Early recovery is hard enough on its own, without the added stress of trying to abide by all the recommendations of social services and also a cantankerous granny, who is reluctant to allow her to see her son.
It has been an uphill struggle for this young woman and she has been confronted by one “brick wall” after another. She has still managed to stay sober, even though at times she felt so broken that relapsing looked like a very good option. She didn’t, she picked herself up and carried on.
I worked with her doing CBT, as her own self-worth and self-esteem hit rock bottom. She would be told one week by the social worker that she has a good chance at getting her child back, and the following week, would be told that she never will get her back. Unfortunately, pushing peoples’ buttons to see how they react is how social services operate, even though it is cruel and abusive. Her son’s granny is no better, she will go there to visit him and when she gets there, she is told that it is not convenient. This after she has traveled by bus, to another town 100 miles away.
People can be cruel, and she is being punished, as she was an addict, by services that are supposed to be helping. To add salt to the wound, the father of her daughter, who has a criminal record and has threatened to kill one of the social workers, and has stalked her, gets more of a say in his daughter’s life.
Despite all this pressure and overwhelm, she has remained sober and keeps fighting. She is a huge inspiration to the other group members in her aftercare group, as most other people do admit that their problems are insignificant in comparison to hers.
It is not easy
Her story, like many others, is an eye-opener as just how difficult recovery can be for women, more than for men. Besides the normal cravings, thoughts of relapsing and necessary routine and habit changes, they have a whole load of other issues to contend with.
I acknowledge all women in recovery and say well done for your tenacity and resilience.
Call To Action
Recovery is about growth and everyone does grow at a different pace. My advice to anyone in early recovery is to wait at least 2 years before making any major life-changing decisions that might have emotional ramifications. An example: get a mortgage, get married, change career, emigrate. In light of this everyone has dreams and we all do want to better our lives in one way or another, so it is important in early recovery to start to put those dreams into reality by creating achievable goals which can be reached in time. I found in my early recovery, although I had dreams, I wasn’t aware of creating goals and my life unfolded by default. It turned out well for me but had I had clear goals, I do feel that it would have been even better.
I do try to learn from my mistakes, and that is why they are little miracles in themselves that happen for a reason. I am a growth-seeking being I will continue to seek change in myself. What motivates me is the Pain – Pleasure, which moves me away from my pain points (a lack of finances, time & peace of mind) to my pleasure points (freedom of finances, time & peace of mind).

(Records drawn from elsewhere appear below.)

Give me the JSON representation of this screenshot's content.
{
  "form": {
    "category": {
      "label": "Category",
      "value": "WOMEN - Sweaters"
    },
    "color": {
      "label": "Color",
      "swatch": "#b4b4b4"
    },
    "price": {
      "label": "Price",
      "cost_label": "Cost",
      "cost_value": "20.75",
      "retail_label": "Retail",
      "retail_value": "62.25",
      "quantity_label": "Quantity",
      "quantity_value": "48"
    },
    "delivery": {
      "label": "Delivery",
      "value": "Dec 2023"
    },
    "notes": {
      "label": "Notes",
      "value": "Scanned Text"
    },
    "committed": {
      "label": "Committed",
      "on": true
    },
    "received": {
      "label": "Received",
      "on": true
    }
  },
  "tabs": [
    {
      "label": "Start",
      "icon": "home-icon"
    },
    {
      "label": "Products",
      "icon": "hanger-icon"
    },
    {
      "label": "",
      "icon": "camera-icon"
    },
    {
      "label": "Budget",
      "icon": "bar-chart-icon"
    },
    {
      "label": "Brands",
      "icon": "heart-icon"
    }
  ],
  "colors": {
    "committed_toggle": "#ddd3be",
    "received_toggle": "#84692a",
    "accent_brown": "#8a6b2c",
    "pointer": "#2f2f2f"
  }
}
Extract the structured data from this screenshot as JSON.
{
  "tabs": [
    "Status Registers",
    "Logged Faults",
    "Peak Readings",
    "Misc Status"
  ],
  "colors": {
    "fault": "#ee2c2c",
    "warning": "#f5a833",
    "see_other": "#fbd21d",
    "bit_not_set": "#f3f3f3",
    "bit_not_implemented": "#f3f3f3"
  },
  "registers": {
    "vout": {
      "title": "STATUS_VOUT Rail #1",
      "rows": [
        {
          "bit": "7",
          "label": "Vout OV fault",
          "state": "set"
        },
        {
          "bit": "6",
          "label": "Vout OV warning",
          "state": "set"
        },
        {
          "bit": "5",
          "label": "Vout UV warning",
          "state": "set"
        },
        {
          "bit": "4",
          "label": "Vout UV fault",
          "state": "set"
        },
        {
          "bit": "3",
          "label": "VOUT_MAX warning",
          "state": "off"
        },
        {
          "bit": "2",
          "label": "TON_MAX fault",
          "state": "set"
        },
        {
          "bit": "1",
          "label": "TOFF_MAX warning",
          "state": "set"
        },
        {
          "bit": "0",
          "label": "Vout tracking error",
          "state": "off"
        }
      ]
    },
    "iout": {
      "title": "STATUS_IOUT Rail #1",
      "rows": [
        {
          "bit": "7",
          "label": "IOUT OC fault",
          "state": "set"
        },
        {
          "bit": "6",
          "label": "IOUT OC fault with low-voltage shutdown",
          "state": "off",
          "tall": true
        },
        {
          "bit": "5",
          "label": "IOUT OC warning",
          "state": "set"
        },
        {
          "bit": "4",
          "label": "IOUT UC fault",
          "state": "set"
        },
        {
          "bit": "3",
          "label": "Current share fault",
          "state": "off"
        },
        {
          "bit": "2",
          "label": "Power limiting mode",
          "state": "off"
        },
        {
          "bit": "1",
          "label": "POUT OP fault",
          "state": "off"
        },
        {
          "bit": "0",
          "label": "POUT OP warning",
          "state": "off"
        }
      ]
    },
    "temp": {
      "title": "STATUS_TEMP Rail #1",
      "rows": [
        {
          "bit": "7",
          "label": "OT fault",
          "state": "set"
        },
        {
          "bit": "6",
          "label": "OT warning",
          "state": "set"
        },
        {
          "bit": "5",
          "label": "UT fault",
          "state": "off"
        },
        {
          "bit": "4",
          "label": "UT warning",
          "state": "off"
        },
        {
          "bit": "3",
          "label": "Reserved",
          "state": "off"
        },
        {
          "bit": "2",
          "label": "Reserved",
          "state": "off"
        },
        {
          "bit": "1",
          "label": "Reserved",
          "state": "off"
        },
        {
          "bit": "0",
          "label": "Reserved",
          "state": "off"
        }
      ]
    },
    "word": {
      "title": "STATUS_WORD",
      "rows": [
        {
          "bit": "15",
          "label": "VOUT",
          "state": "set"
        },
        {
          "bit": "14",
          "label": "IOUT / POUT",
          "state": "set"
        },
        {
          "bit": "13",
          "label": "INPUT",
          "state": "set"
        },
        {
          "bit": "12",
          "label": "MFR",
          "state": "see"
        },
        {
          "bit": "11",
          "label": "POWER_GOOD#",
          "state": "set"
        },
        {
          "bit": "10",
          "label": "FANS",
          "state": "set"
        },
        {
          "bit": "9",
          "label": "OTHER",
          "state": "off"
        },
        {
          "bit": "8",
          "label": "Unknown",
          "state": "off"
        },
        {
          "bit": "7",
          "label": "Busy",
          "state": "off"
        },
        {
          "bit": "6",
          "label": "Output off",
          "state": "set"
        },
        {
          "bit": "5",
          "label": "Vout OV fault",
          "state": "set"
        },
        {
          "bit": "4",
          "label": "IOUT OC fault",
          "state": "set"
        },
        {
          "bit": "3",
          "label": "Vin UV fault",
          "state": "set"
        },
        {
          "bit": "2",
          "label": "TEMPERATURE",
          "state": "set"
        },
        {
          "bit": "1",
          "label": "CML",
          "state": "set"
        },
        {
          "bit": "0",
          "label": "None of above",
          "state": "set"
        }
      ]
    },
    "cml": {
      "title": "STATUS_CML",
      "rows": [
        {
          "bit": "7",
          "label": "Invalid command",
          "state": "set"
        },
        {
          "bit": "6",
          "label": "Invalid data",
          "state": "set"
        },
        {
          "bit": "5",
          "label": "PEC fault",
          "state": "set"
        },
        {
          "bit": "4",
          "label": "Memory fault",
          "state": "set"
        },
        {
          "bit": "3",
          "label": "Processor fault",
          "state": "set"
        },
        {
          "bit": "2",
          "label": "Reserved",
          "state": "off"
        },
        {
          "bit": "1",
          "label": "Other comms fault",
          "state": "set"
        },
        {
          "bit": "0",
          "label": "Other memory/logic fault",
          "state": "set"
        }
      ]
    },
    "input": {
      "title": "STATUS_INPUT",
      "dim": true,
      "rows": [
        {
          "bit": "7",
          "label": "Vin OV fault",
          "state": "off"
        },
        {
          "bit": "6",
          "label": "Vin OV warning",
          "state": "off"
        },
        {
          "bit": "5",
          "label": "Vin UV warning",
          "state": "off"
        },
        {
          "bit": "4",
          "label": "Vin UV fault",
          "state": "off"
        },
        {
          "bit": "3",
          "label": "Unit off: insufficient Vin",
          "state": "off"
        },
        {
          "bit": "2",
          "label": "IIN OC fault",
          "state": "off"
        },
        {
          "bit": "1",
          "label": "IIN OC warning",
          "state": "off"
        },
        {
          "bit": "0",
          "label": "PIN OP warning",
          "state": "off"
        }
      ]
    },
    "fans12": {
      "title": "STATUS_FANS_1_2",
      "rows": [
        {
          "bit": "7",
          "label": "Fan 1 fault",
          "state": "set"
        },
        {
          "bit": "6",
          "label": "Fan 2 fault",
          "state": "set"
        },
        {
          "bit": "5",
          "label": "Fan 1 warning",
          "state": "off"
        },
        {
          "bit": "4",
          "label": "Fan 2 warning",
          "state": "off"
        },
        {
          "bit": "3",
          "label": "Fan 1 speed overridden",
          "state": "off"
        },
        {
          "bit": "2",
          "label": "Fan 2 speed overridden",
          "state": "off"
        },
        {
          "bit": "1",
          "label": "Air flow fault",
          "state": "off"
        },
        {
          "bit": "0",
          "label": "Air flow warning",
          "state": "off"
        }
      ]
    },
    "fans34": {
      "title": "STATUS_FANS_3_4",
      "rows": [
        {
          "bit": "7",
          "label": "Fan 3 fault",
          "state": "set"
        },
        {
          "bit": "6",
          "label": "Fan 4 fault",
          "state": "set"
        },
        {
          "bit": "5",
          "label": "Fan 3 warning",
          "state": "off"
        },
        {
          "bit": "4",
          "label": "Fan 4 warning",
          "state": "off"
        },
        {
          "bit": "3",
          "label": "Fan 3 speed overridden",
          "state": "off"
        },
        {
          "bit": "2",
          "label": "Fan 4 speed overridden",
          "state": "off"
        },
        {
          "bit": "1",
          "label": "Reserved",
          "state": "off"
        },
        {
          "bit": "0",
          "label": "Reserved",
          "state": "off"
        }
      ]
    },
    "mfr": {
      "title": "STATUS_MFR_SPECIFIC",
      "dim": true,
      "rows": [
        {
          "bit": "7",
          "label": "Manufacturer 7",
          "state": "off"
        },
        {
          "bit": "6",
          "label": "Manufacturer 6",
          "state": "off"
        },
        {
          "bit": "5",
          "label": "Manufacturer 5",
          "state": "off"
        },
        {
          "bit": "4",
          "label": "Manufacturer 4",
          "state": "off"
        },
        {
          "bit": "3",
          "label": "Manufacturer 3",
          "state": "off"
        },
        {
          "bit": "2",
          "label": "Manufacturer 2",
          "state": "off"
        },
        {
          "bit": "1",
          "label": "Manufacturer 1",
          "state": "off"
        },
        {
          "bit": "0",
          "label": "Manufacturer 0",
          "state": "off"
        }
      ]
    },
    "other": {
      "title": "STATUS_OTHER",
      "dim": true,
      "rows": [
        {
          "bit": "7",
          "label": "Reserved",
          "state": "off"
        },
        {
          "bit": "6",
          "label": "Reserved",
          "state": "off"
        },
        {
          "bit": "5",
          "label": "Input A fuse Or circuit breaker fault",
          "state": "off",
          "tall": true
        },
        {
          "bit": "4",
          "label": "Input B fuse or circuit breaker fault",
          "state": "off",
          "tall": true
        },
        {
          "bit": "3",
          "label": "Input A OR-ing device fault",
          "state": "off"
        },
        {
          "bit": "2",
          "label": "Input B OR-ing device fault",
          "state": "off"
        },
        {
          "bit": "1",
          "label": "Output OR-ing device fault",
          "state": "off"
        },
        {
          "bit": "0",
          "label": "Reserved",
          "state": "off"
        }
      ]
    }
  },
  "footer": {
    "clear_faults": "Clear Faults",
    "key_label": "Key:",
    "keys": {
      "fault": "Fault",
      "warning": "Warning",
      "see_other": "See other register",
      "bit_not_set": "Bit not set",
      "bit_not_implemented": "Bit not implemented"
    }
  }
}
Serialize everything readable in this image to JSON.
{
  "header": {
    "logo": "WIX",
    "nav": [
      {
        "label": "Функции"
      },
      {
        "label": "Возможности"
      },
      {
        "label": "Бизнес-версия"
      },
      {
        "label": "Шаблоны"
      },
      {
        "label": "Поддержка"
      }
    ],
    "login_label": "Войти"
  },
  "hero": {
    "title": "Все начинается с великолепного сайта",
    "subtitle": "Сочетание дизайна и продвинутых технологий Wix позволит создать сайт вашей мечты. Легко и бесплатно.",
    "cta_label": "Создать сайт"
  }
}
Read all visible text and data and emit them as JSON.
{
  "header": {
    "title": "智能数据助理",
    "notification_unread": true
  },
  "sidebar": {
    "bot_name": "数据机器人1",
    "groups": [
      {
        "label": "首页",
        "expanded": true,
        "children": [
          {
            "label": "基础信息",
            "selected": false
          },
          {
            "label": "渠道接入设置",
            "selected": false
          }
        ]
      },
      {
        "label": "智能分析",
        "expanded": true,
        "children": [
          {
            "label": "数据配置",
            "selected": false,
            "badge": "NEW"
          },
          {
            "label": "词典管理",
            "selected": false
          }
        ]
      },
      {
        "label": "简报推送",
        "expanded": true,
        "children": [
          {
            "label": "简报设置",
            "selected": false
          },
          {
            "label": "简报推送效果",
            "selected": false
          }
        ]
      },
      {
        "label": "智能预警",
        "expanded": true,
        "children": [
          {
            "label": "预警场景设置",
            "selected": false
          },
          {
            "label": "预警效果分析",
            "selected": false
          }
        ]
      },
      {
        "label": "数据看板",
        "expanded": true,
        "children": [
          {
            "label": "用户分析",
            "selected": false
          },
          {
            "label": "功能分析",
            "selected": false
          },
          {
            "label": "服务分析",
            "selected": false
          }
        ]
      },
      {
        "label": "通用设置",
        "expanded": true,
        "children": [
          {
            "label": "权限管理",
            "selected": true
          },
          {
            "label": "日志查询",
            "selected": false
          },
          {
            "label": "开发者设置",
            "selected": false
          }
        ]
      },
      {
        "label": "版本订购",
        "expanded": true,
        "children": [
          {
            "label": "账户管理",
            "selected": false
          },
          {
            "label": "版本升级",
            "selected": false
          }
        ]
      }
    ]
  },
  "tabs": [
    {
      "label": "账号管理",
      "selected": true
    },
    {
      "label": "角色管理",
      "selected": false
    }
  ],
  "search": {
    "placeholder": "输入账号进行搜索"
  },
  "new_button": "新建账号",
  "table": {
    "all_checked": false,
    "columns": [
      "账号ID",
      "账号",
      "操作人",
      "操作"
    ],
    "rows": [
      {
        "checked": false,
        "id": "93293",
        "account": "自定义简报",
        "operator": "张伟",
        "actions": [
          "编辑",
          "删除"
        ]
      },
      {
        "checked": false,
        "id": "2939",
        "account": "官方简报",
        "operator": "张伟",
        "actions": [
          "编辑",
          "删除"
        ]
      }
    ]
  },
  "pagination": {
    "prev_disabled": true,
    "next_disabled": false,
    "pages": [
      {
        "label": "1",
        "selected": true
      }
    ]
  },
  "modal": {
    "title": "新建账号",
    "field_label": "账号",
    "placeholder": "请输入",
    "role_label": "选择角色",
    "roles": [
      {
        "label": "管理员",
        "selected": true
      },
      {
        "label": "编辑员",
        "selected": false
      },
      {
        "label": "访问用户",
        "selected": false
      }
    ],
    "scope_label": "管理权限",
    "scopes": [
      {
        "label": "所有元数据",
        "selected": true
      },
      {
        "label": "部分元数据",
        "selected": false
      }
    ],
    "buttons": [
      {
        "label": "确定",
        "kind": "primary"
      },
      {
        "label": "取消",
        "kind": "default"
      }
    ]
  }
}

The way I have found to achieve this freedom and to move away from the “Groundhog Day” of life is through online marketing. I have taken this step into the abyss, I’m not tech savvy at all, and with the support of Six Figure Mentors-SFM, I am working my way through it. The internet is here to stay and is the future for all of us, so don’t get left behind because it is gaining momentum.
Now Affiliate Marketing might not be for everyone, but my suggestion to you is to just watch the 7-day video series by the co-founders, Stuart & Jay, and decide from there. The video series is free, very interesting and will show you, at least, just what opportunities are available online. I’ll leave you to decide.
I wish you a happy day, Take Care.